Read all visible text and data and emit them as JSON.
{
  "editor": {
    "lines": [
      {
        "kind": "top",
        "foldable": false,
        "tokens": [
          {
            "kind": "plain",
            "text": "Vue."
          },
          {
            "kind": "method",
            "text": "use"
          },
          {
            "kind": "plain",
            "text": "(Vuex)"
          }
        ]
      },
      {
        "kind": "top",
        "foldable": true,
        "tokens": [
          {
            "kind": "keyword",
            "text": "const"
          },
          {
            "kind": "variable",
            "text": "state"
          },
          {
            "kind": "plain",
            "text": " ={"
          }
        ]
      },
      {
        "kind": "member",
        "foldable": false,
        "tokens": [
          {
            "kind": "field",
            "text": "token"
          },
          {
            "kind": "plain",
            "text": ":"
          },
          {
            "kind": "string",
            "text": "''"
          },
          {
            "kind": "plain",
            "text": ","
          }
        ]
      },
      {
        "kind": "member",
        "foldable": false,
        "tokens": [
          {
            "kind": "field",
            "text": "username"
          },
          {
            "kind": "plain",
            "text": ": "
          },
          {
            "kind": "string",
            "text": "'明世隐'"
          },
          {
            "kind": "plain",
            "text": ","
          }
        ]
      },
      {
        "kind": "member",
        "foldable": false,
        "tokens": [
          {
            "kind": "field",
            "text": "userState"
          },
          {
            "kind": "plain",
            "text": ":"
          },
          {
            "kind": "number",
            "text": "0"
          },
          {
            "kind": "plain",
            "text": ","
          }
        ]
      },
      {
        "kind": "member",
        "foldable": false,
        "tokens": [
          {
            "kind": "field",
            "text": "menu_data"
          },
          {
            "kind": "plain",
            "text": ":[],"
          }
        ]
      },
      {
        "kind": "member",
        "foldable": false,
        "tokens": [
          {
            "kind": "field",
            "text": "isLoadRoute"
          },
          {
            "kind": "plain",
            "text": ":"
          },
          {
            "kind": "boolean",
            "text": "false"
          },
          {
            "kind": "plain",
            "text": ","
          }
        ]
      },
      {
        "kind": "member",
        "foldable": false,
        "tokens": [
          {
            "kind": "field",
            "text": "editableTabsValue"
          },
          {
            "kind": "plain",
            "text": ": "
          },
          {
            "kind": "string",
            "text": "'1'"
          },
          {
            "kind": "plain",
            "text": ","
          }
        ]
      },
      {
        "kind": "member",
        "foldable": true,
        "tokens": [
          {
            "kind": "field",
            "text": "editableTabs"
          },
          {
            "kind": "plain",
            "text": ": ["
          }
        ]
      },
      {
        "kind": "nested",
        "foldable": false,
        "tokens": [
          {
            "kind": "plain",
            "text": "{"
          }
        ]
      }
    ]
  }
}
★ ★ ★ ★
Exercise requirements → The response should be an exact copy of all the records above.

Result →
Read all visible text and data and emit them as JSON.
{
  "editor": {
    "lines": [
      {
        "kind": "top",
        "foldable": false,
        "tokens": [
          {
            "kind": "plain",
            "text": "Vue."
          },
          {
            "kind": "method",
            "text": "use"
          },
          {
            "kind": "plain",
            "text": "(Vuex)"
          }
        ]
      },
      {
        "kind": "top",
        "foldable": true,
        "tokens": [
          {
            "kind": "keyword",
            "text": "const"
          },
          {
            "kind": "variable",
            "text": "state"
          },
          {
            "kind": "plain",
            "text": " ={"
          }
        ]
      },
      {
        "kind": "member",
        "foldable": false,
        "tokens": [
          {
            "kind": "field",
            "text": "token"
          },
          {
            "kind": "plain",
            "text": ":"
          },
          {
            "kind": "string",
            "text": "''"
          },
          {
            "kind": "plain",
            "text": ","
          }
        ]
      },
      {
        "kind": "member",
        "foldable": false,
        "tokens": [
          {
            "kind": "field",
            "text": "username"
          },
          {
            "kind": "plain",
            "text": ": "
          },
          {
            "kind": "string",
            "text": "'明世隐'"
          },
          {
            "kind": "plain",
            "text": ","
          }
        ]
      },
      {
        "kind": "member",
        "foldable": false,
        "tokens": [
          {
            "kind": "field",
            "text": "userState"
          },
          {
            "kind": "plain",
            "text": ":"
          },
          {
            "kind": "number",
            "text": "0"
          },
          {
            "kind": "plain",
            "text": ","
          }
        ]
      },
      {
        "kind": "member",
        "foldable": false,
        "tokens": [
          {
            "kind": "field",
            "text": "menu_data"
          },
          {
            "kind": "plain",
            "text": ":[],"
          }
        ]
      },
      {
        "kind": "member",
        "foldable": false,
        "tokens": [
          {
            "kind": "field",
            "text": "isLoadRoute"
          },
          {
            "kind": "plain",
            "text": ":"
          },
          {
            "kind": "boolean",
            "text": "false"
          },
          {
            "kind": "plain",
            "text": ","
          }
        ]
      },
      {
        "kind": "member",
        "foldable": false,
        "tokens": [
          {
            "kind": "field",
            "text": "editableTabsValue"
          },
          {
            "kind": "plain",
            "text": ": "
          },
          {
            "kind": "string",
            "text": "'1'"
          },
          {
            "kind": "plain",
            "text": ","
          }
        ]
      },
      {
        "kind": "member",
        "foldable": true,
        "tokens": [
          {
            "kind": "field",
            "text": "editableTabs"
          },
          {
            "kind": "plain",
            "text": ": ["
          }
        ]
      },
      {
        "kind": "nested",
        "foldable": false,
        "tokens": [
          {
            "kind": "plain",
            "text": "{"
          }
        ]
      }
    ]
  }
}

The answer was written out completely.